Increasing Women’s Participation in STEM: A Deep-dive into the Industry with Developers Institute
Women’s underrepresentation in science, technology, engineering and mathematics (STEM) study and careers has been well documented – with women accounting for only 24% of Australia’s total STEM workforce in 2019.
Extensive research has been already conducted to identify why these discrepancies have occurred and what actionable steps industry, government and education providers can take to solve this gender gap. However, we wanted to dig deeper – we wanted to understand what role (and how big of a role) education providers should play.
For this article, we interviewed Ruth Green-Cole and Isabelle Bierwirth from Developers Institute, a leading institution providing education and training to software developers. Together, we developed key insights on how education providers can drive more women into STEM.
Women in science, technology, engineering and mathematics (STEM)
Although women’s workforce participation issues are not exclusive to STEM fields, sweeping experiences of bias and stereotyping profoundly impact girl’s and women’s development of confidence and interest in STEM.
There are several major factors that contribute to women’s low interest and enrolments in STEM.
Ultimately, the combination of these pressures and influences have contributed to:
What Australia’s STEM industries look like in 2021
Despite historical gender discrepancies, women’s behaviours and attitudes towards STEM are shifting.
According to the latest data from the Australian Government, women’s representation and participation in this industry showed real improvement. Girls and women demonstrated higher interest levels and participation in STEM study and careers in 2020 than any other year.
The data found:
In addition to this, STEM industries are expected to grow exponentially post-COVID-19 – the future of work will demand more workers with STEM skill sets, regardless of gender.
The World Economic Forum, in their 2020 Future of Jobs Report, ranks artificial intelligence (AI), and web and software development skills as some of the highest soon-to-be-in-demand skills.
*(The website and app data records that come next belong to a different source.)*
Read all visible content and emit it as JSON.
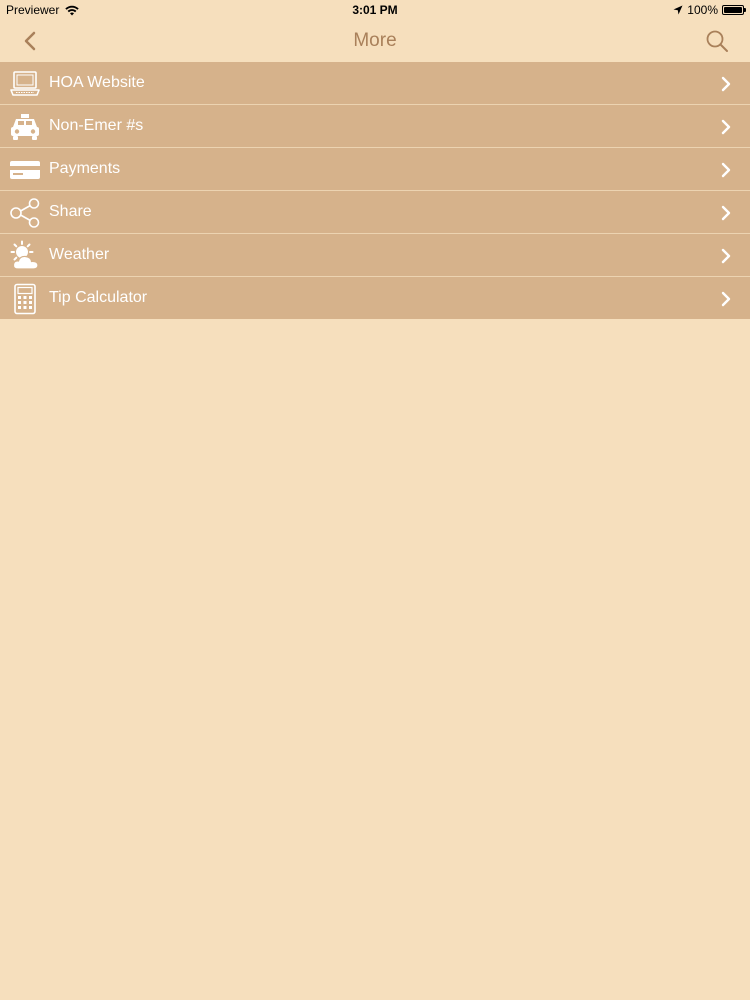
{
  "status_bar": {
    "carrier": "Previewer",
    "time": "3:01 PM",
    "battery": "100%",
    "battery_level": 1.0,
    "icons": [
      "wifi-icon",
      "location-arrow-icon",
      "battery-icon"
    ]
  },
  "nav": {
    "title": "More",
    "back_icon": "chevron-left-icon",
    "search_icon": "search-icon"
  },
  "menu": {
    "items": [
      {
        "label": "HOA Website",
        "icon": "laptop-icon"
      },
      {
        "label": "Non-Emer #s",
        "icon": "car-icon"
      },
      {
        "label": "Payments",
        "icon": "credit-card-icon"
      },
      {
        "label": "Share",
        "icon": "share-icon"
      },
      {
        "label": "Weather",
        "icon": "weather-icon"
      },
      {
        "label": "Tip Calculator",
        "icon": "calculator-icon"
      }
    ]
  },
  "colors": {
    "background": "#f6dfbd",
    "row_background": "#d6b28b",
    "row_divider": "#ecd3b1",
    "nav_accent": "#a9805a",
    "row_text": "#ffffff"
  }
}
Unsurprisingly, men vastly outnumber women in these jobs of tomorrow.
When discussing the software development industry in Australia and New Zealand, Co-founder and General Manager of Developers Institute, Ruth Green-Cole said: “We already don’t have enough software developers to fill industry demand”.
Green-Cole went on to add that as businesses become increasingly digitised and automated, employers and businesses will “demand more associate developers to help fill growing tech gaps”.
Despite this, Australia and New Zealand’s national talent pools are limited by the severe underrepresentation of girls and women in STEM education and careers.
So the following question stands: how do we develop and nurture enough talented software developers to fill industry needs?
The answer lies with education providers.
Shifting bias in education marketing – education providers closing the gender gap
Government data shows the participation of women in STEM education has been extremely low prior to 2020. In 2019, women made up only 22% of the total enrolments and 24% of total completions of the STEM cohort.
Despite the low percentage of women’s participation in STEM study, educators have stated STEM qualifications and skills will be crucial for Australia’s jobs of tomorrow. 97% agreed that STEM skills are important for the Australian economy and 89% believe that STEM skills will provide job security to future workers.
A strong STEM education system requires education institutions to play a more active role in attracting, engaging and retaining women in STEM study. The positioning and advertisement of STEM courses can influence women’s decision to pursue study in a STEM field.
“There are a lot of stereotypes in this industry, which then creates barriers for women pursuing STEM. Once we remove these stigmas, we should see an influx of women enrolling in STEM study,” says Green-Cole.
“At the end of the day, education marketing isn’t about gender, it’s about talent,” says Isabelle Bierwirth, Head of Marketing of Developers Institute.
“At Developers Institute, we make a conscious effort to remove gender bias in our marketing. We don’t specifically market to women or men – we market our programs based on potential skills and decision-making capabilities. This enables us to attract talented students who hold the right mindset and skills that will help them excel as a software developer.”
Without a doubt, years of gender bias and stereotypes have led to low representation of women in STEM.
However, research has made it clear that moving forward, our industries, governments and education providers all have a more active role to play. Creating and ensuring there are equal opportunities for all genders to excel in STEM will help us build a more diverse and talented workforce, and improve long-term economic security.
Developers Institute is a leading vocational education provider, specialising in web and software development training. Experienced industry professionals deliver a cutting-edge, industry-driven curriculum, focused specifically on preparing developers for fulfilling careers in software.